Nigeria’s money supply surged to an all-time high of N51.8 trillion in November 2022, resulting in a N7.97 trillion increase year to date. This is according to statistics obtained from the Central Bank of Nigeria (CBN).
The broad money supply (M3), which is used to measure liquidity in the economy has been on an upward trajectory in recent years and at a rapid pace. It comprises net foreign assets and net domestic assets.
The increase in the country’s broad money supply is despite measures by the apex bank to mop-up excess liquidity by adopting a hawkish monetary policy stance, by raising the monetary policy rate by 500 basis points between May and November 2022.
Specifically, the CBN adjusted the MPR from 11.5% which it adopted in September 2020 to 16.5% in its last committee meeting, in a bid to tackle the rising rate of the inflation rate and persistent depreciation of the exchange rate.
A further look at the data from the apex bank revealed that the increase in Nigeria’s broad money supply was driven by the surge in the net domestic assets (NDA), which gained N11.18 trillion between January and November 2022, while net foreign assets declined by N3.21 trillion in the same period.
Specifically, the CBN’s monetary policy committee attributed the increase in the country’s money supply to increased claims. An excerpt from the November 2022 MPC communique said:
“This growth was driven by increased claims on ‘Other Sectors’ (other financial corporations, public non-financial corporations, and private sector).”
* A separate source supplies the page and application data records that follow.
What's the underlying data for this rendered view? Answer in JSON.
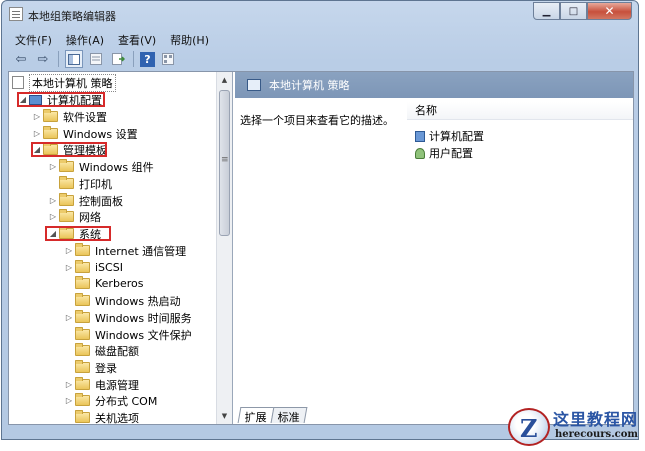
{
  "window": {
    "title": "本地组策略编辑器",
    "minimize_glyph": "▁",
    "maximize_glyph": "□",
    "close_glyph": "✕"
  },
  "menu": [
    "文件(F)",
    "操作(A)",
    "查看(V)",
    "帮助(H)"
  ],
  "toolbar": {
    "back_glyph": "⇦",
    "forward_glyph": "⇨",
    "help_glyph": "?",
    "icons": [
      "back-icon",
      "forward-icon",
      "show-hide-tree-icon",
      "properties-icon",
      "export-list-icon",
      "help-icon",
      "filter-icon"
    ]
  },
  "tree": {
    "root": "本地计算机 策略",
    "computer_config": "计算机配置",
    "software_settings": "软件设置",
    "windows_settings": "Windows 设置",
    "admin_templates": "管理模板",
    "windows_components": "Windows 组件",
    "printers": "打印机",
    "control_panel": "控制面板",
    "network": "网络",
    "system": "系统",
    "system_children": [
      {
        "label": "Internet 通信管理",
        "expandable": true
      },
      {
        "label": "iSCSI",
        "expandable": true
      },
      {
        "label": "Kerberos",
        "expandable": false
      },
      {
        "label": "Windows 热启动",
        "expandable": false
      },
      {
        "label": "Windows 时间服务",
        "expandable": true
      },
      {
        "label": "Windows 文件保护",
        "expandable": false
      },
      {
        "label": "磁盘配额",
        "expandable": false
      },
      {
        "label": "登录",
        "expandable": false
      },
      {
        "label": "电源管理",
        "expandable": true
      },
      {
        "label": "分布式 COM",
        "expandable": true
      },
      {
        "label": "关机选项",
        "expandable": false
      }
    ],
    "highlight_color": "#d62a2a"
  },
  "right": {
    "header": "本地计算机 策略",
    "description": "选择一个项目来查看它的描述。",
    "column_name": "名称",
    "items": [
      "计算机配置",
      "用户配置"
    ]
  },
  "tabs": [
    "扩展",
    "标准"
  ],
  "watermark": {
    "title": "这里教程网",
    "url": "herecours.com"
  }
}
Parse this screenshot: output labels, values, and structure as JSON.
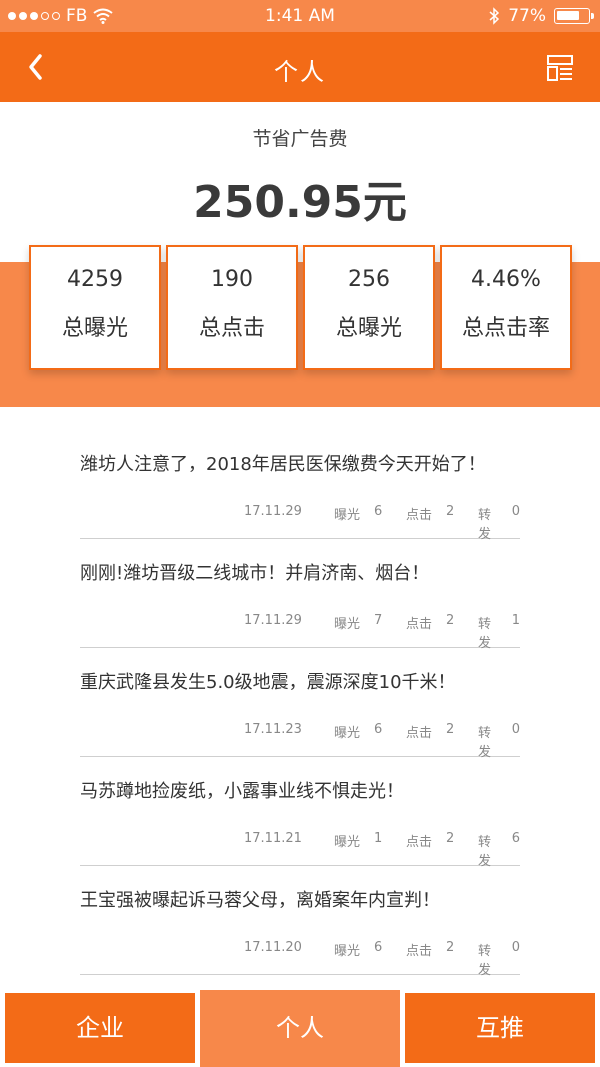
{
  "status_bar": {
    "carrier": "FB",
    "time": "1:41 AM",
    "battery_percent": "77%",
    "battery_level": 0.77,
    "icons": [
      "signal-dots-icon",
      "wifi-icon",
      "bluetooth-icon",
      "battery-icon"
    ]
  },
  "nav": {
    "title": "个人",
    "back_icon": "chevron-left-icon",
    "menu_icon": "layout-menu-icon"
  },
  "savings": {
    "label": "节省广告费",
    "amount": "250.95元"
  },
  "stats": [
    {
      "value": "4259",
      "label": "总曝光"
    },
    {
      "value": "190",
      "label": "总点击"
    },
    {
      "value": "256",
      "label": "总曝光"
    },
    {
      "value": "4.46%",
      "label": "总点击率"
    }
  ],
  "feed": {
    "meta_labels": {
      "exposure": "曝光",
      "clicks": "点击",
      "shares": "转发"
    },
    "items": [
      {
        "title": "潍坊人注意了，2018年居民医保缴费今天开始了！",
        "date": "17.11.29",
        "exposure": "6",
        "clicks": "2",
        "shares": "0"
      },
      {
        "title": "刚刚!潍坊晋级二线城市！并肩济南、烟台！",
        "date": "17.11.29",
        "exposure": "7",
        "clicks": "2",
        "shares": "1"
      },
      {
        "title": "重庆武隆县发生5.0级地震，震源深度10千米！",
        "date": "17.11.23",
        "exposure": "6",
        "clicks": "2",
        "shares": "0"
      },
      {
        "title": "马苏蹲地捡废纸，小露事业线不惧走光！",
        "date": "17.11.21",
        "exposure": "1",
        "clicks": "2",
        "shares": "6"
      },
      {
        "title": "王宝强被曝起诉马蓉父母，离婚案年内宣判！",
        "date": "17.11.20",
        "exposure": "6",
        "clicks": "2",
        "shares": "0"
      }
    ]
  },
  "tabs": [
    {
      "label": "企业",
      "active": false
    },
    {
      "label": "个人",
      "active": true
    },
    {
      "label": "互推",
      "active": false
    }
  ],
  "colors": {
    "primary": "#f36b17",
    "light": "#f7884a"
  }
}
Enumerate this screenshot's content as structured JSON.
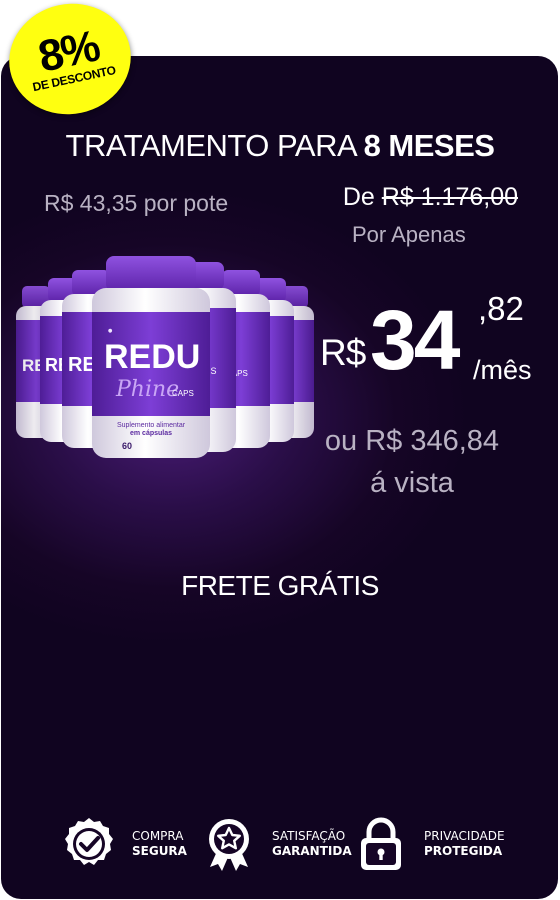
{
  "badge": {
    "percent": "8%",
    "label": "DE DESCONTO"
  },
  "offer": {
    "title_prefix": "TRATAMENTO PARA ",
    "title_highlight": "8 MESES",
    "per_pot": "R$ 43,35 por pote",
    "old_prefix": "De ",
    "old_price": "R$ 1.176,00",
    "por_apenas": "Por Apenas",
    "currency": "R$",
    "price_int": "34",
    "price_dec": ",82",
    "per_month": "/mês",
    "total_line1": "ou R$ 346,84",
    "total_line2": "á vista",
    "shipping": "FRETE GRÁTIS"
  },
  "product": {
    "brand_line1": "REDU",
    "brand_line2": "Phine",
    "brand_caps": "CAPS",
    "jar_count": "60",
    "supplement_line1": "Suplemento alimentar",
    "supplement_line2": "em cápsulas",
    "colors": {
      "cap": "#7a3bd0",
      "label": "#6b2fc0",
      "body": "#f2f0f6"
    }
  },
  "trust": [
    {
      "icon": "shield-check-icon",
      "line1": "COMPRA",
      "line2": "SEGURA"
    },
    {
      "icon": "award-badge-icon",
      "line1": "SATISFAÇÃO",
      "line2": "GARANTIDA"
    },
    {
      "icon": "padlock-icon",
      "line1": "PRIVACIDADE",
      "line2": "PROTEGIDA"
    }
  ],
  "colors": {
    "badge": "#ffff10",
    "card": "#160526",
    "glow": "#4a1c78",
    "muted_text": "#b9b2c3"
  }
}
Fuelling higher inflation: Nigeria’s inflation numbers have responded in the same direction as the money supply movement, touching a 17-year high in November 2022 on the back of ten consecutive months of inflation increases.
The rising cost of goods and services has been attributed to the global energy crisis and the general increase in the prices of food items in the international market, which has also been reflected in Nigeria’s imported inflation numbers.
However, analysts and experts have raised concerns towards the number of interventions by the apex bank into the economy, citing that the excess liquidity in the economy is fuelling inflationary pressure.
According to the CBN, 84% of the total currency in circulation as of November 2022 is out of the banks’ vaults, which is believed to be contributing to Nigeria’s rising inflation rate.
Yet tepid GDP growth: Nigeria’s economy has maintained a positive growth trajectory since the covid-induced recession in 2020. However, the growth has been at a rather slower pace compared with the increase in supply.
A larger money supply is believed to lower market interest rates, making it less expensive for businesses to borrow and vice versa, helping to spur real growth in the economy. However, recent GDP numbers show slow growth in the Nigerian economy.
According to the NBS, Nigeria’s GDP grew by 2.25% year-on-year in real terms in the third quarter of 2022, lower than the 3.54% and 4.03% printed in the previous quarter and the corresponding period of last year respectively.
Scientific studies have also established a significant relationship between money supply and economic growth, which is not currently playing out in the case of the African giant, following other headwinds keeping productivity below desired levels.
Some of these factors include depreciating exchange rate, ease of doing business, infrastructural deficit, rising prices, and massive brain drains amongst others.
CBN’s recent actions: The Central Bank last month announced the designing of the naira for N200, N500, and N1000 denominations, which began circulation on 15th December 2022 and is expected to be in use simultaneously as the old note till 31st January 2023.
The decision according to the apex bank was made in light of growing cases of naira counterfeiting and currency hoarding. “In recent times, however, currency management has faced several daunting challenges that have continued to grow in scale and sophistication with attendant and unintended consequences for the integrity of both the CBN and the country,”
“In recent years, the CBN has recorded significantly higher rates of counterfeiting especially at the higher denominations of N500 and N1,000 banknotes. Although global best practice is for central banks to redesign, produce and circulate new local legal tender every 5–8 years, the Naira has not been redesigned in the last 20 years.”
In September 2022, the CBN during its MPC briefing announced the increase of the Cash Reserve Requirement (CRR) to a minimum of 32.5% in a bid to mop-up excess liquidity in the economy.
Also, in November, the regulatory body ordered commercial banks to reduce the maximum weekly limit for cash withdrawal across all individuals and corporate organizations to N100,000 and N500,000 respectively.
This was however reviewed upward to N500,000 for individuals and N5 million for corporate organizations.
In the same vein, the CBN noted that the bank will be reducing the amount of higher denominations in circulation, by ordering banks to only load N200 and less into their ATMs from January.
The Bank also encouraged the use of alternative channels such as internet banking, mobile banking apps, USSD, cards/POS, and the eNaira to carry out financial transactions going forward.